50 nm from Marina Vallarta to Ipala

We left Puerto Vallarta very early, in near darkness, around 6:00 a.m., on Saturday morning, so that we would be sure to be rounding Cabo Corrientes by noon, before the afternoon winds picked up. We had heard that Corrientes was a lot like Point Conception in California, nothing to be toyed with, and the worst time to round it was in the late afternoon when the winds maxed out. Our goal was to be safely esconced in the little bay behind Punta Ipala by 1:00 p.m.

Inasmuch as we were trying to avoid the winds, it was no suprise that we had to motor out of PV in a nearly dead calm. Once we were out of the putrid harbor, I started the watermaker and, as usual, put a line in the water to see what I might catch. I set up with our "Mexican flag feather" lure, the one with the red and green feathers, and let out a hundred yards of so of line out behind the boat as the sun rose over the mountains of PV.

Within a few minutes we got a massive hit, the line tearing out of the reel very quickly. I reached over to grab it and set the hook, and could tell there was a very big fish on. The pole bent nearly 90 degrees and I was afraid the line would break. Then it went slack in my hands, and when I reeled it in, the lure and leader were gone. Perhaps the leader came untied, or perhaps the line broke, but either way, a big one had gotten away (as well as our favorite lure).

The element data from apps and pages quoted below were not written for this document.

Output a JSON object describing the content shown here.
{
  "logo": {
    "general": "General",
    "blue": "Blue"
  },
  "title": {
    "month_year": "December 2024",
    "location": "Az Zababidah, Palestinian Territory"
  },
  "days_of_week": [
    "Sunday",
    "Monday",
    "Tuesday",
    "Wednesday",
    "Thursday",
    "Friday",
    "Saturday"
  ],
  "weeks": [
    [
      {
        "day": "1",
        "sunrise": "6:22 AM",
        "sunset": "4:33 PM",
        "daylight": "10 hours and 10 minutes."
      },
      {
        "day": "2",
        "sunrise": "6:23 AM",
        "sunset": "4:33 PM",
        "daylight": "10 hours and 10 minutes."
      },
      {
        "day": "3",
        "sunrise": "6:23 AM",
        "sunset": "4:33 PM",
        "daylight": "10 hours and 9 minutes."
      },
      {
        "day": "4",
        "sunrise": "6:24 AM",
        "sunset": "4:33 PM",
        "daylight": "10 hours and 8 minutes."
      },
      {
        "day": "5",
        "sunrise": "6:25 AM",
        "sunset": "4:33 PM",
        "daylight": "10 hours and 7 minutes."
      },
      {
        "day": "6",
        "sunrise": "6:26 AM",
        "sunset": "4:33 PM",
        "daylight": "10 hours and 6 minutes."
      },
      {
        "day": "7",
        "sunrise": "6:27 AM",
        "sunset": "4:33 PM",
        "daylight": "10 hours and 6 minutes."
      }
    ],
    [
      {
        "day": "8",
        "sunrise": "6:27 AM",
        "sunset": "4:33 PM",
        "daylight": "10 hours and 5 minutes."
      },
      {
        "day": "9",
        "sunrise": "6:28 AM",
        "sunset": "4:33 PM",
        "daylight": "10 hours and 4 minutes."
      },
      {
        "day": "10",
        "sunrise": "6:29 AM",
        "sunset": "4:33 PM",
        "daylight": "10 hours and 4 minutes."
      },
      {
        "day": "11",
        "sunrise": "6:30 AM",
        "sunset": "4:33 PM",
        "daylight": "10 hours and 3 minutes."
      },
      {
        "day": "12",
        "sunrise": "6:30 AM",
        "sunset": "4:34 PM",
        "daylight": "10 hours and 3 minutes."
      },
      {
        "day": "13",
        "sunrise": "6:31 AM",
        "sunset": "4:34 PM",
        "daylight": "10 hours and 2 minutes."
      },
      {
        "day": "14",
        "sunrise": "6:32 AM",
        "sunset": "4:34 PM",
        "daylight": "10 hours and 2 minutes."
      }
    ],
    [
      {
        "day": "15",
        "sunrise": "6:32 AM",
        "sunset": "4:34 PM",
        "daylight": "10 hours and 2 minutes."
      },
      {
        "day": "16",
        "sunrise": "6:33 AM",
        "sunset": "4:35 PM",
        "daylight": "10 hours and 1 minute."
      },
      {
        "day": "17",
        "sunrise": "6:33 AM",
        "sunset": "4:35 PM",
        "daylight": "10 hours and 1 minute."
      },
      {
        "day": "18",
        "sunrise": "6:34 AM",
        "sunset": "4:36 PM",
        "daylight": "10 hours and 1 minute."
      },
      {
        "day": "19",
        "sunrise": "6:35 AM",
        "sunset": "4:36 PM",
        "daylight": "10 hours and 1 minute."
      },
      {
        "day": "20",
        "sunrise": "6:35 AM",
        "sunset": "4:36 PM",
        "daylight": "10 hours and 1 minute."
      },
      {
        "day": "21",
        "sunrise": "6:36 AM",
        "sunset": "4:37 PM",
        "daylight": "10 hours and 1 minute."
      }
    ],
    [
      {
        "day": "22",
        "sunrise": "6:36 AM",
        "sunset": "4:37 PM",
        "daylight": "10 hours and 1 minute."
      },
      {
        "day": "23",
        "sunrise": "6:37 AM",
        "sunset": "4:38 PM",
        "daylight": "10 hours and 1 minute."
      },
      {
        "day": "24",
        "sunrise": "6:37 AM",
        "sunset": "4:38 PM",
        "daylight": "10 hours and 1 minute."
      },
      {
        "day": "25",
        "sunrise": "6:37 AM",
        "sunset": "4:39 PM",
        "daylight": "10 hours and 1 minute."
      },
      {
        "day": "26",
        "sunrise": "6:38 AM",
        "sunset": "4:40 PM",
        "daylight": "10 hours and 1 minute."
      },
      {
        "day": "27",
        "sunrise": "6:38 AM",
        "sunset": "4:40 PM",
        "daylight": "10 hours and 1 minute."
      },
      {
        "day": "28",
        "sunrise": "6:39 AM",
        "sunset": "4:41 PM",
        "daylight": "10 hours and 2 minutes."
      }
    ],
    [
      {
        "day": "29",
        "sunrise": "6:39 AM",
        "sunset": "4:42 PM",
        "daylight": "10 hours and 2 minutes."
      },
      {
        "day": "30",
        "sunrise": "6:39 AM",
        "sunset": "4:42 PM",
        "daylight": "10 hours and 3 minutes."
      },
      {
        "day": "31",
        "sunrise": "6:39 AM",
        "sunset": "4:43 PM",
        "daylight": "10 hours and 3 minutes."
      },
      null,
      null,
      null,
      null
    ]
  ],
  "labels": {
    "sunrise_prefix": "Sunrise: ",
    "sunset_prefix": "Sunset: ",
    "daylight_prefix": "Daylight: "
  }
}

I put a new leader on the line and ran another feather out, this time a bright flourescent purple one. No hit right away this time, so we whiled away the morning chatting and reading about our next destinations. Then about an hour later there was another big hit and I grabbed the pole, set the hook, and found myself in a somewhat prolonged battle with some kind of a big fish. I could tell he was big because it took me nearly 20 minutes to get the 100 yards of line up to the boat. We slowed the boat down during this time so as to not put any further strain on the line. Finally we got the gaff hook out and I brought this large, probably 25 lb, Crevalle Jack aboard.

We didn't really know what to do with him, so I just kept the gaff hook up in the air for like 15 minutes hoping he would just expire and save me the work, but he didn't. So we got our little Tony Gwynn souvenir baseball bat from below, and I gave the fish a couple of whacks on the head with it until he stopped squirming around. After cleaning him, no small task in itself, we ended up with 4 nice two-three lb fillets. And tho the meat wsas dark, when we cooked it, first poached in lemon and ginger, and then later, with bbq sauce, into shish-ka-bobs, it was quite tasty. After two full meals, we still have enough for another two full meals. Ah, ya gotta love it.

When we finally rounded Cabo Corrientes, we could see why everyone was so cautious about it. Although the weather prediction was for 2-3 ft seas and 5-10 knots of wind, at the point there were 6-8 ft seas, very chaotic, and 20-25 knots of wind with gusts to 30. There was a strong current, sometimes setting with us, sometimes against us, that, when it was against the prevailing wind, caused the waves to be very steep, and like I said, chaotic.

We were plenty happy when we pulled into Ipala around 1:00 pm, after 50 nm from PV, to find it, at least by comparison, somewhat calm and smooth. We dropped our anchor in about 30' of water, well off the point, and not in the most protected place, as there were a lot of pangas and fish farms in the very small bay. We didn't bother to get the dinghy off and go to shore as it was apparent there was hardly anything there but a few palapas and maybe a single restaurant. The next morning, Sunday, after a somewhat rolly night in the anchorage, we decided to proceed directly to Chamela, another 50 nm south, which promised to be somewhat more protected.

To Ipala